  • Easy to use. The documentation is fantastic and they have a vast number of very efficient computational methods already built-in that you can use with one line of code.


  • Expensive
  • It is significantly more capable than VBA, but it is still slow compared to complied languages. MATLAB for example is mostly written in Java, C++, and Fortran, so there is a lot it does for you to integrate the code under the hood.
  • Although possible, creating interfaces can be challenging. Users must need to install plug-ins or additional software to be able to use your tools; sometimes users will not know how to do that or will not be allow to do it in a company computer. Mathematica has better tools such as webMathematica, but still it is targeting one-page simple tools.

It came the time when I needed to share my tools with others. In this case, I was looking for a language that allow a great user experience. These high level programming languages are among the most popular languages among developers. You get all the flexibility of general purpose language with mature libraries to develop interfaces for desktop and web applications. However, coming from mathematical environments, they look a little verbose. Bottom line, I found them perfect to create applications that did not require a highly technical back-end (processing algorithms) and needed to be used among several users.


  • Easy to learn
  • Great tools to create user interfaces for desktop and web applications. Ruby on rails is a great example of this.


  • As is targeted to developers, advance methods to handle matrices, optimization tools, or a statistical test will not be easily available. In some cases, this can be a show stopper.

In the middle of my PhD, I found the perfect comprise between a language that help me to share my tools with other users while still provides a rich ecosystem for scientific computing. In the aforementioned programming langues, before starting an application, I had to do a lot of research before writing the first line of code to make sure all difficult calculations and algorithms were already available within the language. In Python, I know I am covered. Python excels at having mature numerical and scientific libraries available, from matrix manipulation, statistical analysis, optimization solvers, plotting, symbolic operations, and data analysis. It is also a dynamic language, which means that it is less verbose, making your code easier to share and maintain. In consequence, it is a growing in popularity an introduction to programming languages for engineers (Wang, et. al.)


  • Easy to learn.
  • Great tools to create user interfaces for desktop and web applications (Django).
  • Rich ecosystem for scientific computing.


  • For computational expensive tools, Python is slower than compiled languages. This is only relevant for big optimization problems. With current computing power of PCs, it will not be a problem in most cases.
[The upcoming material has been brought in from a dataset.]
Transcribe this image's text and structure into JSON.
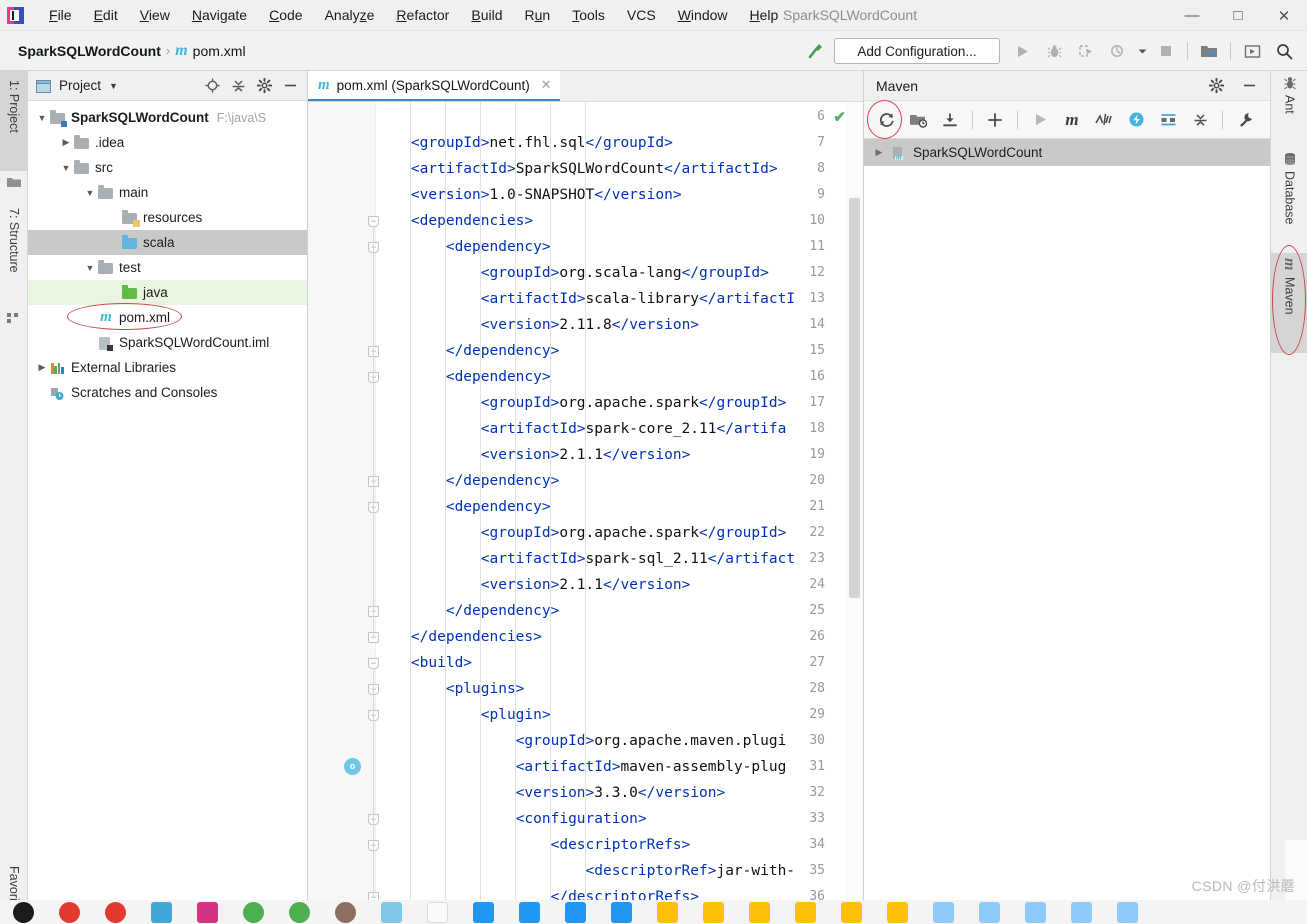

As an industrial engineer, it will be rear the case you are navigating around here, but if your optimization problem is too computationally expensive it may require the use of compiled languages as C++ and Fortran that excel at speed. As a downside, you will have to deal to memory management and other hardware related topics that the above language were handling for you. Many optimization solvers are written in C++ and numerical libraries in Fortran. Usually, there will be a way to call them from a user-friendlier language like Python or Ruby, but there can be the case that your code can run 100 times faster when using directly the compiled languages. For that reason, they are most common among mathematicians, physicist, and computer scientists.


  • Computational speed
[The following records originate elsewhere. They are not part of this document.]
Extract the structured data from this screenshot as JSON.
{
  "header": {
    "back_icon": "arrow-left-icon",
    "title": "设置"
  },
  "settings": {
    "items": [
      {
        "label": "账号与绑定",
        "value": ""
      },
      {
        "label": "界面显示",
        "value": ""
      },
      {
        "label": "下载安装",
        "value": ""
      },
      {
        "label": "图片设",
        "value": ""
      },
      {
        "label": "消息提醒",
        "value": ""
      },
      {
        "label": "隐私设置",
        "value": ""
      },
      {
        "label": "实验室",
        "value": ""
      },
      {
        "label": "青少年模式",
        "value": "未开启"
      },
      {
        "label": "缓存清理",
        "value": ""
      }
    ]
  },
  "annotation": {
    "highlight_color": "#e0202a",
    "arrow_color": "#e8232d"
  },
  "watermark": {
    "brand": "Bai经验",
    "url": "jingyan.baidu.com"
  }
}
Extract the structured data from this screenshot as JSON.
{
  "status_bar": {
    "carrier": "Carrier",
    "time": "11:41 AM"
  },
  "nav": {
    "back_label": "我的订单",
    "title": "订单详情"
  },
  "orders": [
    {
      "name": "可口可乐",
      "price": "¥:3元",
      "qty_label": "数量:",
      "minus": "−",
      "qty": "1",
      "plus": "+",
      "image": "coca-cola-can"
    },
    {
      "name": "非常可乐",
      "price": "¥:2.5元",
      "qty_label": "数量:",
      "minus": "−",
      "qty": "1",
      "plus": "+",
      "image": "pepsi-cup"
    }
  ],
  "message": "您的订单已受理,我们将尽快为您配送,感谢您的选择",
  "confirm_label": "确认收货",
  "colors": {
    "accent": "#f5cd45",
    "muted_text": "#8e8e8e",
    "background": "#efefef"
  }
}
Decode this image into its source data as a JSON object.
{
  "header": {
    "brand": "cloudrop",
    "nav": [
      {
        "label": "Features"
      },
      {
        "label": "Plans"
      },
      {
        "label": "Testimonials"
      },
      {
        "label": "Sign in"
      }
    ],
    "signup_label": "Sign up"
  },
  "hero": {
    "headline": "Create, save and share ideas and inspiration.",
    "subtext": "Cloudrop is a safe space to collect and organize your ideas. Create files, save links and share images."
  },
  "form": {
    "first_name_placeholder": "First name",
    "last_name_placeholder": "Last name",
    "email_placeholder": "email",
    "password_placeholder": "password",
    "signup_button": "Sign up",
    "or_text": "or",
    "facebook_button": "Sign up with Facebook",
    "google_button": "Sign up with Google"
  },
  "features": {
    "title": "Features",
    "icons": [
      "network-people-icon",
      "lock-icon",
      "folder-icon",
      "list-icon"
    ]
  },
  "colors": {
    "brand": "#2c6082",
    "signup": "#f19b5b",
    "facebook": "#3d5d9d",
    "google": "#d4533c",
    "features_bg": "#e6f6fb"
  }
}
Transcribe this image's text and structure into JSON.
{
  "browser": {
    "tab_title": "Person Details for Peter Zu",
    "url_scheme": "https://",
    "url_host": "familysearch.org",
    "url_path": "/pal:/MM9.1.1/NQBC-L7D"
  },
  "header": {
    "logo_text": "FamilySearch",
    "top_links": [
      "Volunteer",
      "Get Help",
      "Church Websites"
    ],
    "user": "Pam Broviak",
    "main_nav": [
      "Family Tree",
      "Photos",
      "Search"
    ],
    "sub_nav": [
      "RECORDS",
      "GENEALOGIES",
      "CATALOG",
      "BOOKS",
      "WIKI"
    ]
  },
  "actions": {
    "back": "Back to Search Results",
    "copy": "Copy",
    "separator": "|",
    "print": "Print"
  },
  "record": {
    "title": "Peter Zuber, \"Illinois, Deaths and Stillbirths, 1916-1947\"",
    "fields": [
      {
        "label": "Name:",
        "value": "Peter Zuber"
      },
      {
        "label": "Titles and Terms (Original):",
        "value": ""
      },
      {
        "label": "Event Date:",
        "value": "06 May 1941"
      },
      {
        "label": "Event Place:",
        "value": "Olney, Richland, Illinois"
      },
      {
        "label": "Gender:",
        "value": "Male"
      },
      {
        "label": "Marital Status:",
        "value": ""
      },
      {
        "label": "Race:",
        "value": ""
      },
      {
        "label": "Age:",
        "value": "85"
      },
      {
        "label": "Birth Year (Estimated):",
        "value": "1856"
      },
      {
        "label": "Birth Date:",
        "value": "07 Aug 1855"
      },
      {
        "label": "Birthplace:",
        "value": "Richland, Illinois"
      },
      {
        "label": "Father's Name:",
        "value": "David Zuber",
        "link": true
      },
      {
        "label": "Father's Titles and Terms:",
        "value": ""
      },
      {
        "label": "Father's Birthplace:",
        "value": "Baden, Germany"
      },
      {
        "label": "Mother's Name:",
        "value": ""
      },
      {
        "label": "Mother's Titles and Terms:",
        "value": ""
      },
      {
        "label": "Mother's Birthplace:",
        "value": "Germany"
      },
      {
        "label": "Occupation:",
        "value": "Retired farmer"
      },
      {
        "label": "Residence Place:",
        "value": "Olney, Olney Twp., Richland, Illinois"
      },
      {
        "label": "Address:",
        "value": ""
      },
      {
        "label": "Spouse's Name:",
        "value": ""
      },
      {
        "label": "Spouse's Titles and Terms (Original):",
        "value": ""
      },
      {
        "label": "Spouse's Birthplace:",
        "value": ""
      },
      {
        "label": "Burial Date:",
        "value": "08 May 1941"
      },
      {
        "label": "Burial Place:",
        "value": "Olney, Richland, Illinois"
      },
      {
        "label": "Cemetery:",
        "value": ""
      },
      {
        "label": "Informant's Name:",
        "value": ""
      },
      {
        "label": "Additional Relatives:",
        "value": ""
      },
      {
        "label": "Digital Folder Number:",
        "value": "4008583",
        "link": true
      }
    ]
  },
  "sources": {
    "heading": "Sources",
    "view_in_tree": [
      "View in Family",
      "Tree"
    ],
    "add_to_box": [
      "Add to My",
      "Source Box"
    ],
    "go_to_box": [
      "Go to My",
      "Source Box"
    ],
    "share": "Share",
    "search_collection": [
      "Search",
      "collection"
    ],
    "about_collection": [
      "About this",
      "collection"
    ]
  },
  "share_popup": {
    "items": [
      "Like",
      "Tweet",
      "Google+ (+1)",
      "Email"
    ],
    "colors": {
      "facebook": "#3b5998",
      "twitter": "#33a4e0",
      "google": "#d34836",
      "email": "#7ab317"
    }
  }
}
  • Hard to learn.
  • Greater developing time than Python, Ruby, and other high-level languages.
  • Doing interfaces is challenging.


  • Python : My pick. It is a great place to start, provides a full-stack environment, and a rich ecosystem for scientific computing.
  • VBA: great to create simple tools within MS office applications.
  • MATLAB/Matehmatica: great for prototypes and applications for one user, when highly technical algorithms are required.
  • Java, C#, Ruby: great when user experience is the primary concern and there is no a heavy requirement for scientific computing.
  • Fortran/C++: best for applications that require computationally expensive algorithms.